In the 1800s, people generally ate food available in their immediate environs. Also, there are slight differences in the composition of water, which enables archaeologists to determine “a biochemical signature of where someone is from,” Eerkens said.
If her DNA survived, and if genealogists can determine the little girl’s name, he said, “it might offer us the possibility to track down modern descendants of this person.”
Eerkens said he does not expect to be able to determine the cause of the little girl’s death.
The small coffin was found in early May in the backyard of Ericka Karner’s home in the Richmond district in the northern part of the city. Karner, who grew up in the Spanish-style stucco house, said part of her “was not surprised” by the discovery. The house was built in 1938 atop what had once been the Odd Fellows Cemetery, and the city’s residents living on old cemetery properties occasionally still find bone fragments, chipped marble and, sometimes, even headstones in their yards.
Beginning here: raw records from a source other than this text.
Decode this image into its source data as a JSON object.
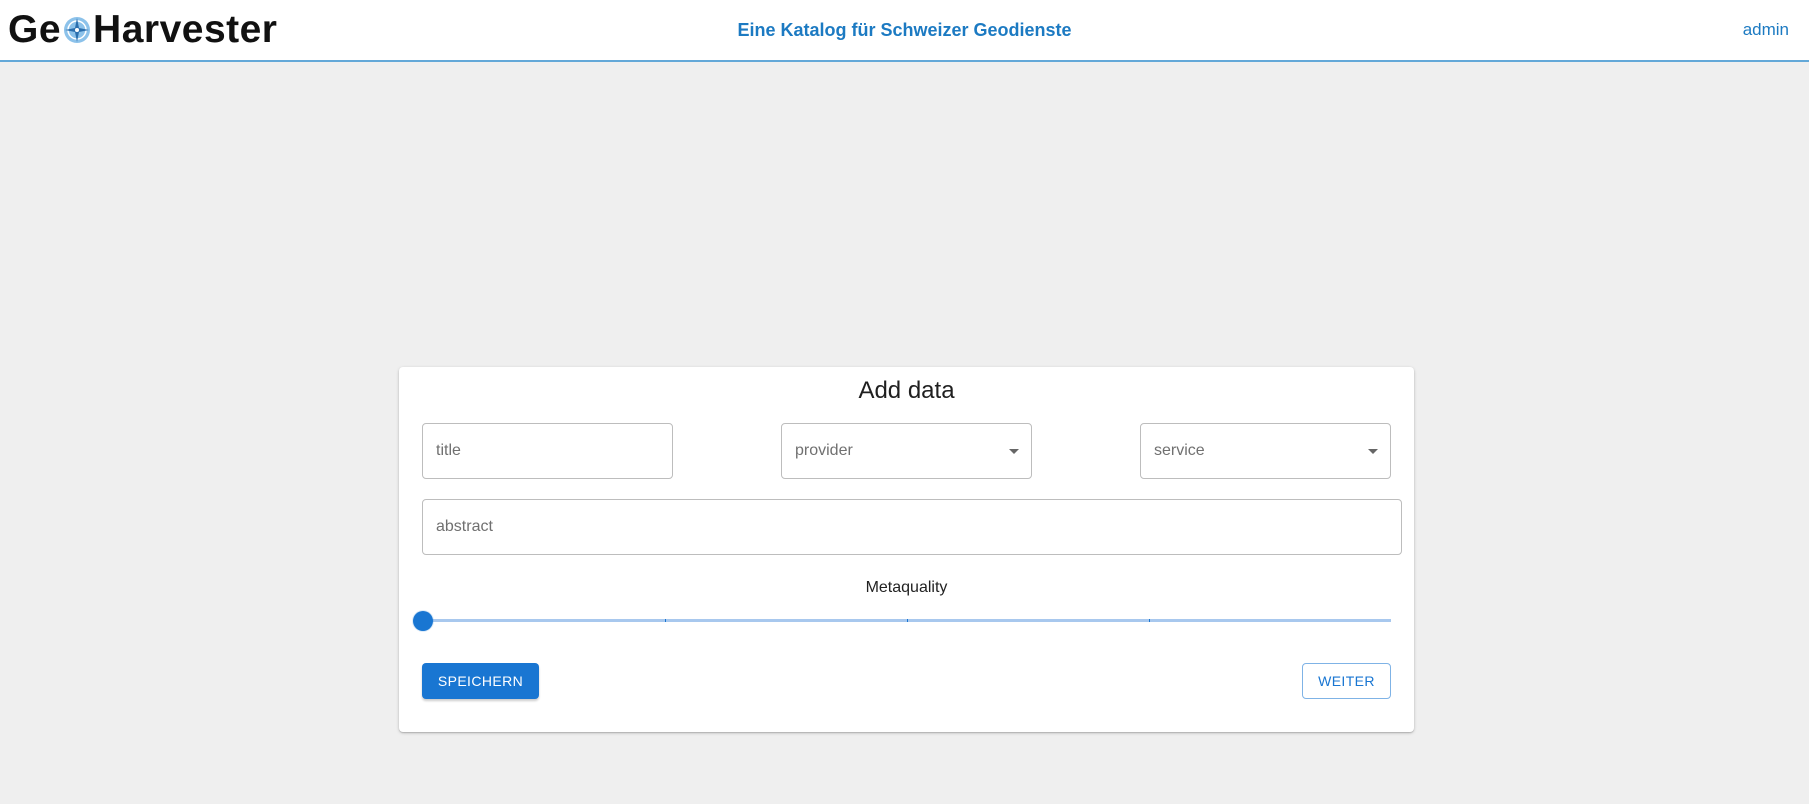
{
  "header": {
    "logo_prefix": "Ge",
    "logo_suffix": "Harvester",
    "tagline": "Eine Katalog für Schweizer Geodienste",
    "user_link": "admin"
  },
  "form": {
    "title": "Add data",
    "fields": {
      "title_placeholder": "title",
      "provider_placeholder": "provider",
      "service_placeholder": "service",
      "abstract_placeholder": "abstract"
    },
    "slider": {
      "label": "Metaquality",
      "value": 0,
      "steps": 4
    },
    "buttons": {
      "save": "SPEICHERN",
      "next": "WEITER"
    }
  },
  "colors": {
    "accent": "#1976d2",
    "header_text": "#1c7ac2",
    "background": "#efefef"
  }
}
In the late 1800s, San Francisco politicians, backed by aggressive land developers, campaigned to rid the city of its sprawling cemeteries. According to a 1924 article in The Richmond Banner, it was believed the cemeteries could lead to “plague and pestilence” if they were not removed.
Thousands of bodies were disinterred and taken to nearby Colma for reburial. A photograph of the digging at Odd Fellows Cemetery appears to show a methodical process, but somehow at least one small coffin was missed.
“Somebody loved this child tremendously,” said Elissa Davey, founder of Garden of Innocence, a nonprofit organization that buries abandoned children. Davey arranged for donations of the coffin and the burial plot at Greenlawn Memorial Park in Colma.
The child’s family “must have been pretty wealthy,” Davey said. Instead of a $2 wooden box, the little girl was buried in a windowed cast-iron coffin that cost $50 to $100, she said. The coffin, Davey added, was manufactured in 1858.
If a child’s identity is unknown, Davey insists that a name is given before burial. As a genealogist conducting her own research, Davey has examined old maps from the Odd Fellows Cemetery and collected the names of more than 100 girls who were buried there shortly before 1890, the year the city passed an ordinance outlawing burial at the cemetery.
Mortality among young children was common then. In 1900, children younger than 5 accounted for nearly a third of all deaths in the United States. A century later, that number was reduced to around 1 percent. There were even more names of children who were buried at the cemetery, but Davey said she had given up.
Davey has fielded calls about the little girl from as far away as London, Rome and Australia. “A lot of people are calling us who say they know who it is,” she said. A psychic once told her that, “her hair was standing on her arm. She knows what the child’s name is.” Davey discounted that claim and is not hopeful of finding the girl’s identity, saying those chances are “slim to none.”
Thomas Carey, a librarian and archivist with the San Francisco Public Library’s History Center, may be closer to solving the mystery.
Carey compared homestead maps of the Odd Fellows Cemetery with more detailed cemetery plot maps from the California Genealogical Society, closing “to within 100 feet” of where the coffin was found. Researching other documents, Carey looked for names of young people buried in that section of the cemetery. He has identified four girls age 5 and younger. Using city directories and digital versions of San Francisco newspapers, he plans to search death notices.
It was the naming of the child that motivated Carey, whose father died recently. “He had a name and we knew who he was. I had a bit of an issue of renaming the girl,” he said. She once was someone, he said. “Somebody ought to figure that out.”
“This girl cries out to me,” said Janet McDonald, one of the mourners at the burial service. McDonald wants to know: “What took her life and how could they forget her?”